Andy Puzder at the Department of Labor. Puzder made a fortune with fast-food franchise companies like Hardee’s and Carl’s Jr., but he’s against raising the minimum wage and doesn’t like paying overtime. Instead, he likes commercials with models in bikinis eating burgers. Not exactly what the working man or woman needs.
Rick Perry at the Department of Energy. Remember when Perry famously tanked at a Republican debate for his “oops” moment? When he couldn’t remember the third department he was going to abolish? Yeah, it was Energy. Is this really the guy we want in charge of the nuclear weapons stockpile? Maybe this is Trump’s big joke on Perry—maybe he’s going to abolish the department himself after the GOP Senate confirms the man Molly Ivins often called “Governor Goodhair.” All in retaliation for the time Perry called Trump a “cancer on conservatism” and “toxic.” Oil lover Perry is also on the board of the company building the Dakota Access Pipeline.

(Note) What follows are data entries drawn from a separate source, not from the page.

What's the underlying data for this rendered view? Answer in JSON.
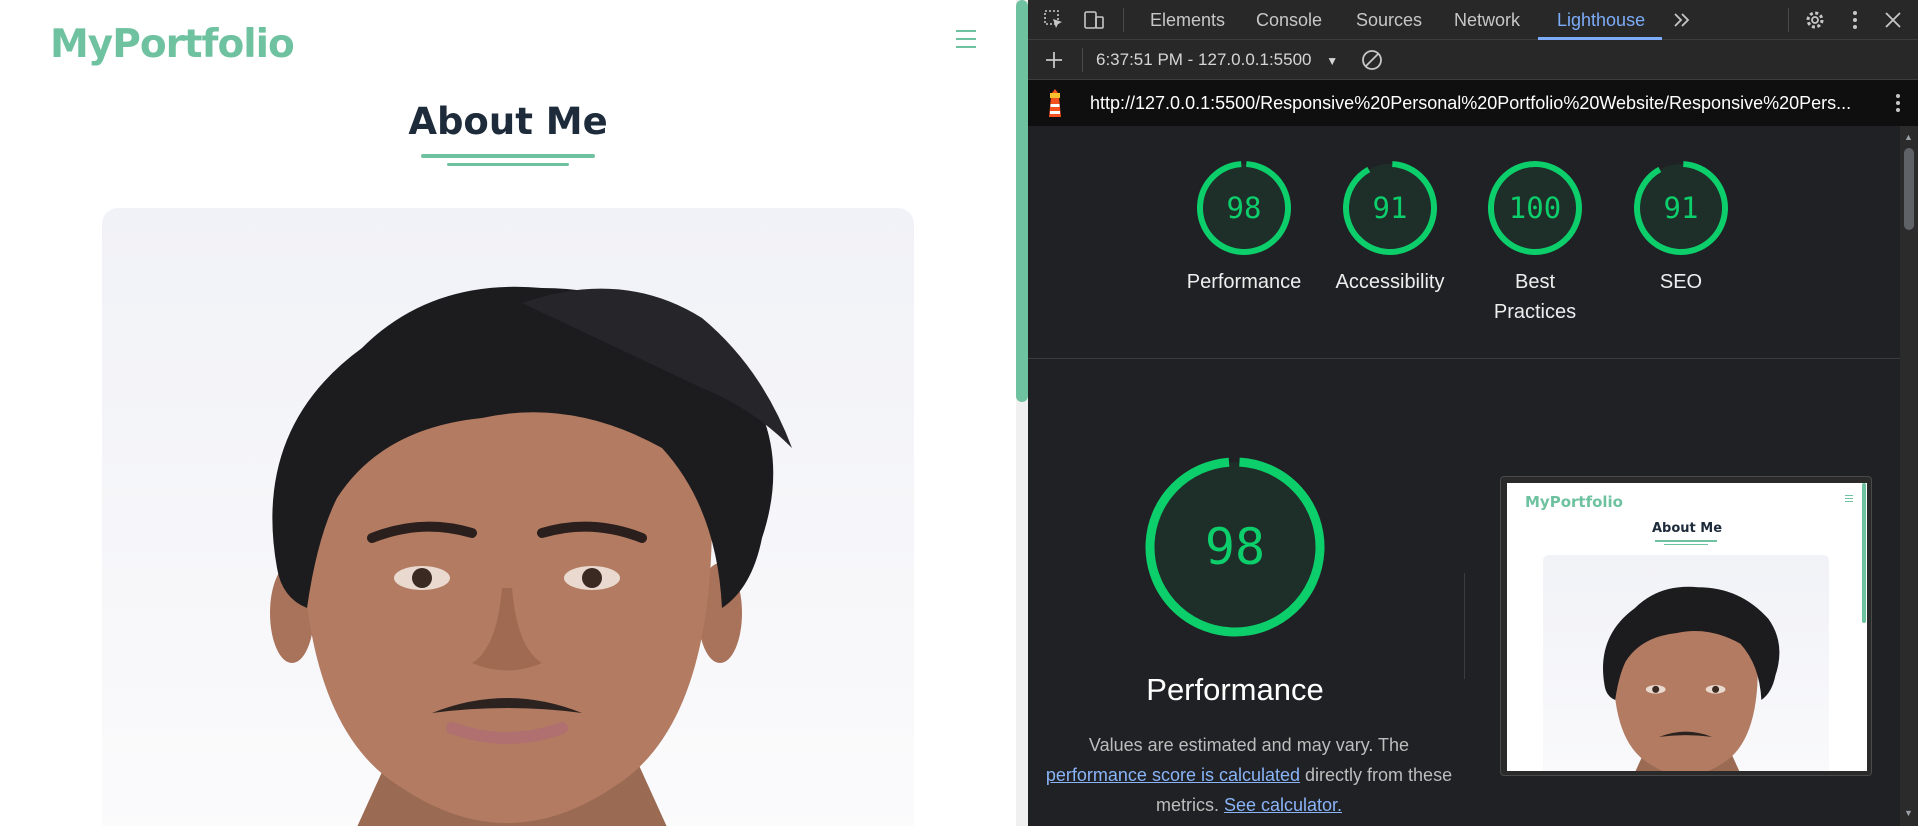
{
  "site": {
    "logo": "MyPortfolio",
    "section_title": "About Me",
    "photo_alt": "profile photo of a young man",
    "accent_color": "#6fc2a0",
    "menu_icon": "hamburger-menu-icon"
  },
  "devtools": {
    "toolbar_icons": [
      "inspect-element-icon",
      "device-toolbar-icon"
    ],
    "tabs": [
      "Elements",
      "Console",
      "Sources",
      "Network",
      "Lighthouse"
    ],
    "active_tab": "Lighthouse",
    "more_tabs_icon": "chevron-double-right-icon",
    "right_icons": [
      "settings-gear-icon",
      "kebab-menu-icon",
      "close-icon"
    ],
    "report_selector": "6:37:51 PM - 127.0.0.1:5500",
    "report_url": "http://127.0.0.1:5500/Responsive%20Personal%20Portfolio%20Website/Responsive%20Pers...",
    "scores": [
      {
        "value": 98,
        "label": "Performance"
      },
      {
        "value": 91,
        "label": "Accessibility"
      },
      {
        "value": 100,
        "label": "Best Practices",
        "label_lines": [
          "Best",
          "Practices"
        ]
      },
      {
        "value": 91,
        "label": "SEO"
      }
    ],
    "pass_color": "#0cce6b",
    "performance": {
      "score": 98,
      "title": "Performance",
      "desc_prefix": "Values are estimated and may vary. The",
      "desc_link": "performance score is calculated",
      "desc_middle": "directly from these",
      "desc_end": "metrics.",
      "calc_link": "See calculator."
    },
    "thumbnail": {
      "logo": "MyPortfolio",
      "title": "About Me"
    }
  }
}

We still don’t know Trump’s pick for Agriculture secretary. But we hear Old MacDonald is available, and he can sing “E-I-E-I-O.” Nor has there been an announcement of Trump’s choice for Veterans Affairs. Hey, since Trump loves appointing generals and David Petraeus was passed over at State, maybe this would be a good fit. If Petraeus’ probation officer agrees.

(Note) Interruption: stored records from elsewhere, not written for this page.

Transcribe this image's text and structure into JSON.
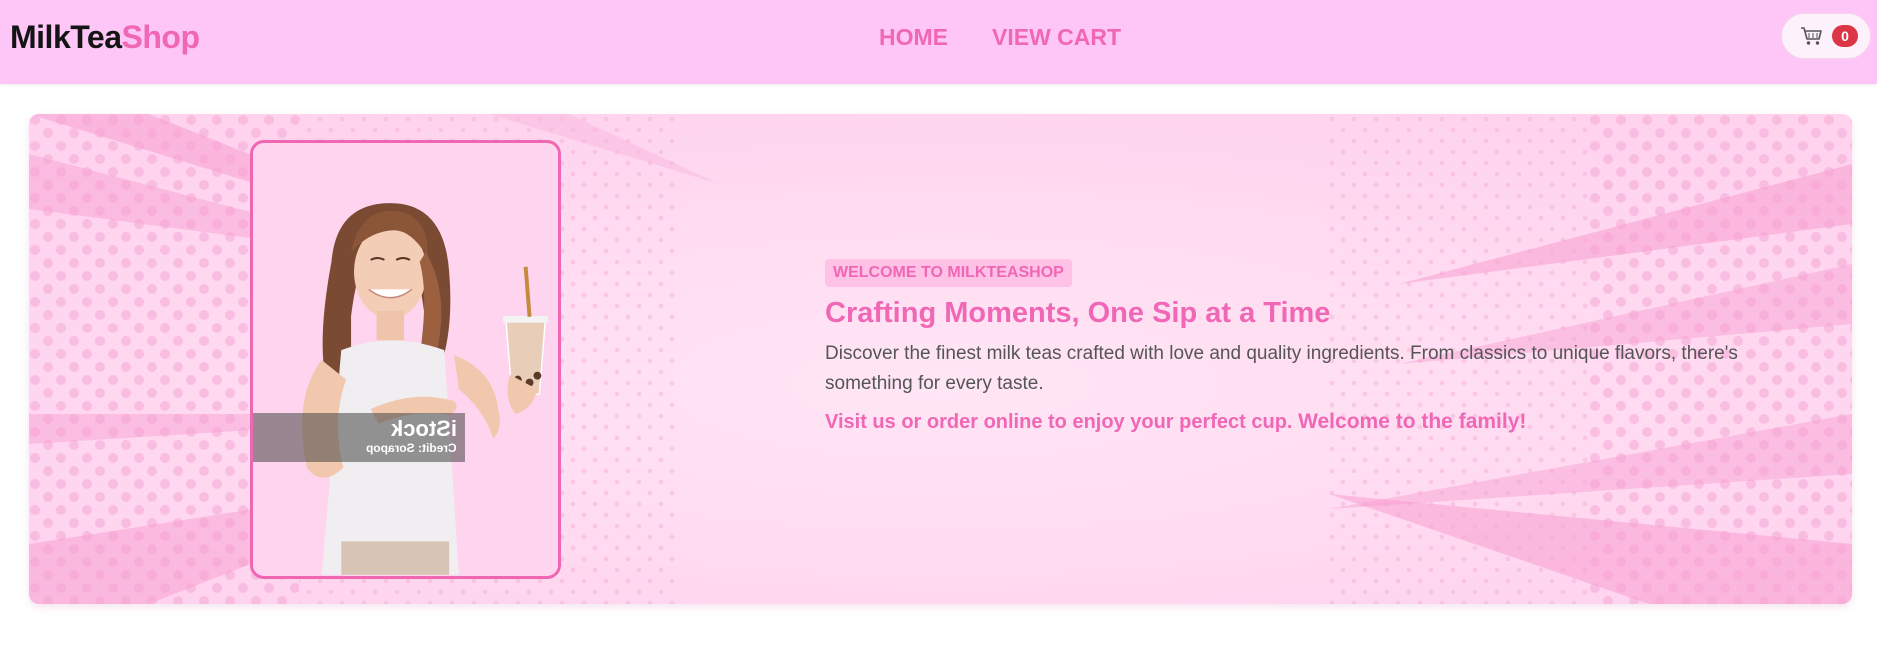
{
  "navbar": {
    "brand_part1": "MilkTea",
    "brand_part2": "Shop",
    "links": [
      {
        "label": "HOME"
      },
      {
        "label": "VIEW CART"
      }
    ],
    "cart": {
      "icon": "cart-icon",
      "count": "0"
    }
  },
  "hero": {
    "badge": "WELCOME TO MILKTEASHOP",
    "title": "Crafting Moments, One Sip at a Time",
    "description": "Discover the finest milk teas crafted with love and quality ingredients. From classics to unique flavors, there's something for every taste.",
    "cta_text": "Visit us or order online to enjoy your perfect cup.",
    "cta_strong": "Welcome to the family!",
    "image": {
      "watermark_logo": "iStock",
      "watermark_credit": "Credit: Sorapop"
    }
  },
  "colors": {
    "navbar_bg": "#fec5f7",
    "accent_pink": "#f067b6",
    "badge_red": "#dc3545",
    "hero_bg": "#ffdaf1"
  }
}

Some posts still need Senate approval and are considered Cabinet-level even if they’re not technically in the cabinet.
Mike Pompeo as CIA director. The Kansas congressman, rumored to be the love child of Charles and David Koch because he’s received more contributions from Koch employees than anyone else running for office, is enthusiastic about torture. He wants to bring back NSA spying. He thinks whistleblower Edward Snowden deserves a death sentence. And he says the detainees at Gitmo “are treated exceptionally well.” Everything you’d ever want in a CIA chief.
Linda McMahon as head of the Small Business Administration. Because what says small business success to folks trying to get a new business off the ground like the billionaire head of a fake wrestling outfit such as World Wrestling Entertainment?
Scott Pruitt at the Environmental Protection Agency. Talk about an oxymoron. Pruitt, a Republican climate change denier who is the Oklahoma attorney general, has sued the EPA numerous times to halt environmental regulations. Never mind the fact that Oklahoma is awash with fracking-caused earthquakes—the more fracking, the better, believes Pruitt, who has ties to the fossil fuel industry. Putting Scott Pruitt in charge of the EPA is “like appointing Darth Vader to lead the Rebel Alliance,” says Sierra Club Executive Director Michael Brune.
Nikki Haley as United Nations ambassador. The South Carolina governor wasn’t originally a Trump fan, but appointing her to the post paves the way for her lieutenant governor, Henry McMaster (who was an early endorser), to become guv of the Palmetto State and run as an incumbent in 2018.
This list leaves out Trump’s other stellar picks who don’t need Senate approval, such as retired Lt. Gen. Mike Flynn as national security adviser, who has a habit of leaking classified information and spreading wild conspiracy theories; Steve Bannon of Breitbart fame as top political adviser to keep bending Trump’s ear about white nationalism; Reince Priebus as chief of staff, second in weaseldom only to House Speaker Paul Ryan; and the Trump offspring, who will be “running the businesses” while having nothing at all to do with government. This is even as they continue to sit in meetings with world leaders, potential Cabinet picks, and U.S. industry mavens and as Ivanka is rumored to be getting White House office space normally reserved for the first lady while Melania stays ensconced in Trump Tower.
To make you feel even worse, the secretary of state is the first cabinet official in line for the presidency should anything happen to the president, the vice president, the speaker of the House, and the president pro tempore of the Senate. Sort of puts the Rex Tillerson-Vladimir Putin bromance in a whole new light.
Originally posted on Daily Kos on Dec. 18, 2016.